News Report, Keisa Reynolds | Photo, Ann Bassette
After breaking ground in 2013, the West Contra Costa Family Justice Center held its grand opening this month at 256 24th Street. In the first year at its new location, the center is expected to help an estimated 2,000 survivors of domestic violence, family violence, elder abuse and human trafficking.
The center moved from its temporary location at Richmond Police Department’s substation at Hilltop Mall, where it had operated since 2011.
Mayor Tom Butt, who spoke at the opening reception, said the center was the first community construction project to impact the lives of victims and survivors of domestic violence. Other speakers included Police Chief Chris Magnus, Andrea Bailey from Chevron Richmond, and Jodi Ravel and Karen Kruger from Kaiser Permanente. Fourteen-year-old spoken word artist Sukari Wright from RYSE opened the ceremony with an inspirational poem.
County Supervisor John Gioia told the audience that the center “demonstrates what could happen when community and government do well working together.”
In 2001, Contra Costa County became the first Zero Tolerance for Domestic Violence County in California. As a part of the initiative, two centers have opened here in West County and Central County (Concord) with a third in East County underway.
Survivors of violence often have to speak with multiple agencies in order to get assistance. The center aims to eliminate this by offering dozens of on-site and off-site providers. Its partnerships give clients access to local organizations including Monument Crisis Center, Children and Family Services, Bay Area Community Resource, Bay Area Legal Aid, Community Violence Solutions, County Mental Health, Familias Unidas, Native American Health Center, and many more.
“We see that at about 50 percent of our clients identify as Hispanic or Latino. Our next biggest demographic is African American: About 30 percent of our clients identify as African American. We also see a significant number of Asian Americans,” said Elizabeth Wilmerding, director of Project Connect at West Contra Costa Family Justice Center.
Between its staff and partners, the center is able to offer services in 10 languages including Spanish, Korean, Lao, and Thai. The center also offers services for victims of many other demographics including children and youth, elders, veterans, and Lesbian Gay Bisexual Transgender Queer or Questioning (LGBTQ) individuals and families.
Clients work with navigators who help them create goals and connect them with services for long-term solutions. Clients can receive assistance from myriad services such as civil legal services, health care, mental health, housing, job training, tutoring, and prosecution.

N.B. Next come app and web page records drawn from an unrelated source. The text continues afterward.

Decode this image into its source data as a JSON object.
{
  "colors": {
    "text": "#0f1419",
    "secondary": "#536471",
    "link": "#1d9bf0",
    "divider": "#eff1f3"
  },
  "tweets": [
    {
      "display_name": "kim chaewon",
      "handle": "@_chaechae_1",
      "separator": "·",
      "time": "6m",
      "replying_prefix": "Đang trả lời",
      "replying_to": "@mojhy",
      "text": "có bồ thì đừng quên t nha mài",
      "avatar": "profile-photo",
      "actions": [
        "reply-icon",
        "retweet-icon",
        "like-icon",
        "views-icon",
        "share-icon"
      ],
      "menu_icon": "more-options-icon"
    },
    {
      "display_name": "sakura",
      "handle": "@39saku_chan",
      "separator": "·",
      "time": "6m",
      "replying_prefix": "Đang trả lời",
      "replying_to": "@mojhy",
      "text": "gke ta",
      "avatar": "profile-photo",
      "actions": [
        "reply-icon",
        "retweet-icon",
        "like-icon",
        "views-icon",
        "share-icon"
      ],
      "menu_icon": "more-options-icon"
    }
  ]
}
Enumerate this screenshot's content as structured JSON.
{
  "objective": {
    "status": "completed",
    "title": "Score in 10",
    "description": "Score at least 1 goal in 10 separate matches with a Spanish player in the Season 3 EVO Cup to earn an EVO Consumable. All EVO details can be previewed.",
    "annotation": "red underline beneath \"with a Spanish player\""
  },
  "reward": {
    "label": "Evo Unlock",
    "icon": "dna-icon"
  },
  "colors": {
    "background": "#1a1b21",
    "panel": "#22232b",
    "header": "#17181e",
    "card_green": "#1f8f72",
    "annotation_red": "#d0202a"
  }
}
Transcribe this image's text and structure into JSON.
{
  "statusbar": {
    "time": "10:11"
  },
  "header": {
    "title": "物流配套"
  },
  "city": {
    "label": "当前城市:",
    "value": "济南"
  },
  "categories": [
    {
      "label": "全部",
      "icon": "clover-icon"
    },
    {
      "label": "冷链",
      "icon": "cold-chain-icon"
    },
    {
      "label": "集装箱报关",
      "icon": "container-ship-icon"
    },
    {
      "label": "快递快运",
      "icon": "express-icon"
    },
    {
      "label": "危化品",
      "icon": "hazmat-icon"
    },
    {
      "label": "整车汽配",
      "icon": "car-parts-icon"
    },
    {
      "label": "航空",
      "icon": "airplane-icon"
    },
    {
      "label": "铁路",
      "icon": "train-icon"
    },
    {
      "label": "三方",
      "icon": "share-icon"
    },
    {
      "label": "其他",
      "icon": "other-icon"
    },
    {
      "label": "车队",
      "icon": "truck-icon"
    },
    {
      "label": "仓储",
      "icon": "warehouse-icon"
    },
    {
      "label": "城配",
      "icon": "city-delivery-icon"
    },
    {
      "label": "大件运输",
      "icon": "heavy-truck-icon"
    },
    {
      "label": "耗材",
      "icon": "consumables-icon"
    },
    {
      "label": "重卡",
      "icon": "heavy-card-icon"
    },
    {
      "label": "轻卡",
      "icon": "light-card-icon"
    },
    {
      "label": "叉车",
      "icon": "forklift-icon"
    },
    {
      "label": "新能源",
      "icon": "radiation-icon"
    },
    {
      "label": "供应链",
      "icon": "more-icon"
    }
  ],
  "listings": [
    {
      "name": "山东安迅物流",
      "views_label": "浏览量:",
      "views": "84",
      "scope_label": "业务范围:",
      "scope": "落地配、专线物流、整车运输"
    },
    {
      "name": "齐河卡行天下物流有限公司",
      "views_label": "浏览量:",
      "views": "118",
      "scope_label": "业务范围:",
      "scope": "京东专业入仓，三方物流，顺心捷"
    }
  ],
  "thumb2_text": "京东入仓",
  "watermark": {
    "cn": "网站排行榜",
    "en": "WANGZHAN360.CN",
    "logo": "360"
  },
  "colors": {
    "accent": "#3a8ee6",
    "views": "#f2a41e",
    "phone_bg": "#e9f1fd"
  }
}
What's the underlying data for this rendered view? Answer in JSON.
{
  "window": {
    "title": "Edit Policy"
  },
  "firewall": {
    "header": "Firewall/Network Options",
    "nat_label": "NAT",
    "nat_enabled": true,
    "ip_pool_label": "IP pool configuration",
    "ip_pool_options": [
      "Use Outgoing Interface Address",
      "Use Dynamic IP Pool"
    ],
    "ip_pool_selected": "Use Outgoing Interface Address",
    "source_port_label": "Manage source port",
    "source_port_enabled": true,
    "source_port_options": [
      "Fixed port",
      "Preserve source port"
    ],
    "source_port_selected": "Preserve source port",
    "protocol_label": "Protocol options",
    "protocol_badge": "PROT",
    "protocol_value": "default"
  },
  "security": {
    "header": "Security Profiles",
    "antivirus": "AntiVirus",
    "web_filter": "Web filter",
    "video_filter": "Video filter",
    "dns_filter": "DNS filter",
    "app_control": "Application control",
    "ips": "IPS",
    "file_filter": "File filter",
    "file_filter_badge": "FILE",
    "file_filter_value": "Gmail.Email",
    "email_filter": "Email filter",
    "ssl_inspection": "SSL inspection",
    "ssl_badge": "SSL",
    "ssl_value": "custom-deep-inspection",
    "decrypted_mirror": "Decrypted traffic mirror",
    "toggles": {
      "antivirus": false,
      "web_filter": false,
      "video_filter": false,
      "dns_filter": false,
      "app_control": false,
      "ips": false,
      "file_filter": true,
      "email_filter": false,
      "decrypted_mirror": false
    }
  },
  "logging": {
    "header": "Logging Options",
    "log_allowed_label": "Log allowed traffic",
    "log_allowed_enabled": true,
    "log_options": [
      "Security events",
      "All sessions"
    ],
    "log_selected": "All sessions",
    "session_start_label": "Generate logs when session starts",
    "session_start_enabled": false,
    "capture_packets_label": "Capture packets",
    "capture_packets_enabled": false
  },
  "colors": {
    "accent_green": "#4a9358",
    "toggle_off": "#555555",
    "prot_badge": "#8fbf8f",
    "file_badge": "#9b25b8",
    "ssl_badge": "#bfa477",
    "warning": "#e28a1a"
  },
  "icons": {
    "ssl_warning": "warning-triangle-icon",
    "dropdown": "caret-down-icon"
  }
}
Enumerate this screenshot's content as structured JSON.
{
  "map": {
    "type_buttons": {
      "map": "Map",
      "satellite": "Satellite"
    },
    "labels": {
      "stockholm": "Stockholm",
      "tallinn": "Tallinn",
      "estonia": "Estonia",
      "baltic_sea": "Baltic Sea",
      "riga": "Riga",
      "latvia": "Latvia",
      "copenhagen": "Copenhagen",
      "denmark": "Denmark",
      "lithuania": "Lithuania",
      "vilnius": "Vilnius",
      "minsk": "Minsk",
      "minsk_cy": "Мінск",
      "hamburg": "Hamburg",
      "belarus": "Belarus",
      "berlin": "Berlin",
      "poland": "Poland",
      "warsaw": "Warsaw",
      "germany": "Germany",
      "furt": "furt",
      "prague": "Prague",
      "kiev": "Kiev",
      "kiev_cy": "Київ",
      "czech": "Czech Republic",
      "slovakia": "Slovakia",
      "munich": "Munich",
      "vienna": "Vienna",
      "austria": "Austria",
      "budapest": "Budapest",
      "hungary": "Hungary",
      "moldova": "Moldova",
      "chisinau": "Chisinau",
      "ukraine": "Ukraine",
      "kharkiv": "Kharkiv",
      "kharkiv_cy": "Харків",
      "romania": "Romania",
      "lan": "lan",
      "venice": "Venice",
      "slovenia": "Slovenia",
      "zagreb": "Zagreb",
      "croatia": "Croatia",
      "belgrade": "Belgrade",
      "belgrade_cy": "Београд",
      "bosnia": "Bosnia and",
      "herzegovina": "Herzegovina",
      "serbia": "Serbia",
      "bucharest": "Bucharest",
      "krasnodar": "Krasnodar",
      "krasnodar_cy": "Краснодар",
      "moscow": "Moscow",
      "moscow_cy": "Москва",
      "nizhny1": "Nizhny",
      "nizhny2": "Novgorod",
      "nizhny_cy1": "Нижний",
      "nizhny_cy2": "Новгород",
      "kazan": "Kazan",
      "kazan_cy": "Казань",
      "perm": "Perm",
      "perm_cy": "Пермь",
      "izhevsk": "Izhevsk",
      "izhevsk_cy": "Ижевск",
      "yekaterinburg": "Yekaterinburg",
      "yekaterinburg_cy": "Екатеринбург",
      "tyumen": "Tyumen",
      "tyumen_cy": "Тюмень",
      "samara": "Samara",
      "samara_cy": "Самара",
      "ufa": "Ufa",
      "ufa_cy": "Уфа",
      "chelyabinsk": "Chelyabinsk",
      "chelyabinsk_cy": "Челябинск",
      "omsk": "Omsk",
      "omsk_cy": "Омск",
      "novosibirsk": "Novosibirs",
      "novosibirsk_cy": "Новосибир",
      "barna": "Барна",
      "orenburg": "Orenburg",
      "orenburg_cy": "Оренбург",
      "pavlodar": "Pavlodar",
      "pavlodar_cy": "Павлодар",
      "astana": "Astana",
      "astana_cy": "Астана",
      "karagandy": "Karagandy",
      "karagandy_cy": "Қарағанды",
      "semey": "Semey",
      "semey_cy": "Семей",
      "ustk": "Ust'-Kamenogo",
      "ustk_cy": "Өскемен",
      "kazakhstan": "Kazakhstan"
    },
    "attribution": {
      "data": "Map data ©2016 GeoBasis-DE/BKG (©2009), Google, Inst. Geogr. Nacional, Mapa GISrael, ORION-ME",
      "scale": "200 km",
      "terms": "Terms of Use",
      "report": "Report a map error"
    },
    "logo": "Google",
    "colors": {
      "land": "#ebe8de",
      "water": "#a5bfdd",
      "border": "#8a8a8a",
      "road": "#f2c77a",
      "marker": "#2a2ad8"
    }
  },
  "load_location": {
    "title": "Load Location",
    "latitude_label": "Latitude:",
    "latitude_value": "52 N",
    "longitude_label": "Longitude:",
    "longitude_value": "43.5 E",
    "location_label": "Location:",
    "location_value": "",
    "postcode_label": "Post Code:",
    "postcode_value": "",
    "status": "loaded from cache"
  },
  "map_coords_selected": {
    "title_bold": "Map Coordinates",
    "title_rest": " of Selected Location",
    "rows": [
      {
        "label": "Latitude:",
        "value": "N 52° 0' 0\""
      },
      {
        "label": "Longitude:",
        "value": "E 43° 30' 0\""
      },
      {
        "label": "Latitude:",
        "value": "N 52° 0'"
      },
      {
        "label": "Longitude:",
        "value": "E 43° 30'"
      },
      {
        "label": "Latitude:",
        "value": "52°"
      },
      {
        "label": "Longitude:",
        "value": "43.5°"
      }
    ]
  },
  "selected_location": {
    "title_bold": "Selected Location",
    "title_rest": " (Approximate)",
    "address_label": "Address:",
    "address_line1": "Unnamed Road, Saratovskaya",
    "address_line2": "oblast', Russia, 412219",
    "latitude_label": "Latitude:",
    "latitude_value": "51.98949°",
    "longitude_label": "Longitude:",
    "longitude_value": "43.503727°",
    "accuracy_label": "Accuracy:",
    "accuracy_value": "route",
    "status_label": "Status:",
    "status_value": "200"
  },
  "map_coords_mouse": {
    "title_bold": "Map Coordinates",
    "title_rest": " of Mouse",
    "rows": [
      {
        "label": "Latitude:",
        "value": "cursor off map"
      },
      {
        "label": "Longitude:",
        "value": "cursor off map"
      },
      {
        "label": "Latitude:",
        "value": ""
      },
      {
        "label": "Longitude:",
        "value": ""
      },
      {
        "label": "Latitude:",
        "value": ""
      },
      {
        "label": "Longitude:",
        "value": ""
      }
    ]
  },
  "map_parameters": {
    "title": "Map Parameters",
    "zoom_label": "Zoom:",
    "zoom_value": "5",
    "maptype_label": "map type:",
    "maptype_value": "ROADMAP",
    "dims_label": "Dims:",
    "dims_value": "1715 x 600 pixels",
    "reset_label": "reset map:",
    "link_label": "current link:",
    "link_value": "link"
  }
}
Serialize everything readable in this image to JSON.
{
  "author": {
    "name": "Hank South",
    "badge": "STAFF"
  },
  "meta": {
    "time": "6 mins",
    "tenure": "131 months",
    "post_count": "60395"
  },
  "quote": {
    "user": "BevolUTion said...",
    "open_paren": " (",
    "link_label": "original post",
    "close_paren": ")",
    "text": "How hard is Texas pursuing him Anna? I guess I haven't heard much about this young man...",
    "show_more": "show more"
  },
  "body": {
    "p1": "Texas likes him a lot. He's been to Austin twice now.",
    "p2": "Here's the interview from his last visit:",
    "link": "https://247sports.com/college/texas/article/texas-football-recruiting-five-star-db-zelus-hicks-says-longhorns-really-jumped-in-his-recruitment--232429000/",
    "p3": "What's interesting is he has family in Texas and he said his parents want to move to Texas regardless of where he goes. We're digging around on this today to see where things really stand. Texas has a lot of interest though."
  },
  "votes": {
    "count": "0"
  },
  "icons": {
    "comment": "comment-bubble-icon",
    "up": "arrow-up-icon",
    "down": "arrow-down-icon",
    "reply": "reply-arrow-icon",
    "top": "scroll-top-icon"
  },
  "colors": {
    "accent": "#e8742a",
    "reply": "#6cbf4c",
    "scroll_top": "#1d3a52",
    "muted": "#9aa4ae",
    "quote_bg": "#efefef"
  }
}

Menbere Aklilu, owner of Salute e Vita Ristorante in the Marina, shared a personal story of her experience as a survivor of domestic violence. “Today, I fully love Richmond more, especially when I see this type of thing coming together,” she said.
Aklilu encouraged the community to invest in the center and, leading by example, she said she donated $15,000. “I am doing this for my mother, for me, my sister, brother, for all domestic violence survivors,” she said.
Chevron Richmond followed suit and donated $80,000 to the center.
Family Justice Center Alliance (FJCA) President Casey Gwinn praised the center for “creating a beacon of hope that will impact survivors for generations to come.”
“This is where you break the cycle,” he said, noting that many incarcerated people come from homes where child abuse and other forms of violence are present. “We end up locking people up instead of saving them.”
FJCA donated $65,000 at the beginning of stages of the project. Gwinn acknowledged project director Jennifer Anderson, who had recommended opening a family justice center in Richmond six years ago, and Gloria Sandoval, director of STAND! For Families Free of Violence, one of the center’s on-site partners.
“There isn’t a person listening to my voice who can’t involved in the family justice center going forward. Everybody here can do something to invest in this. This is how we can change the world.” Gwinn urged. “Twenty years from now it will matter that you were standing in this parking lot. It will matter Zero Tolerance was created. It will matter John Gioia said we’re going to make this countywide. It will matter that we invested ourselves here in changing the endings for survivors and their children.”
Residents can get involved with the work of the center by donating, volunteering, or participating in workshops offered by the Family Justice Institute.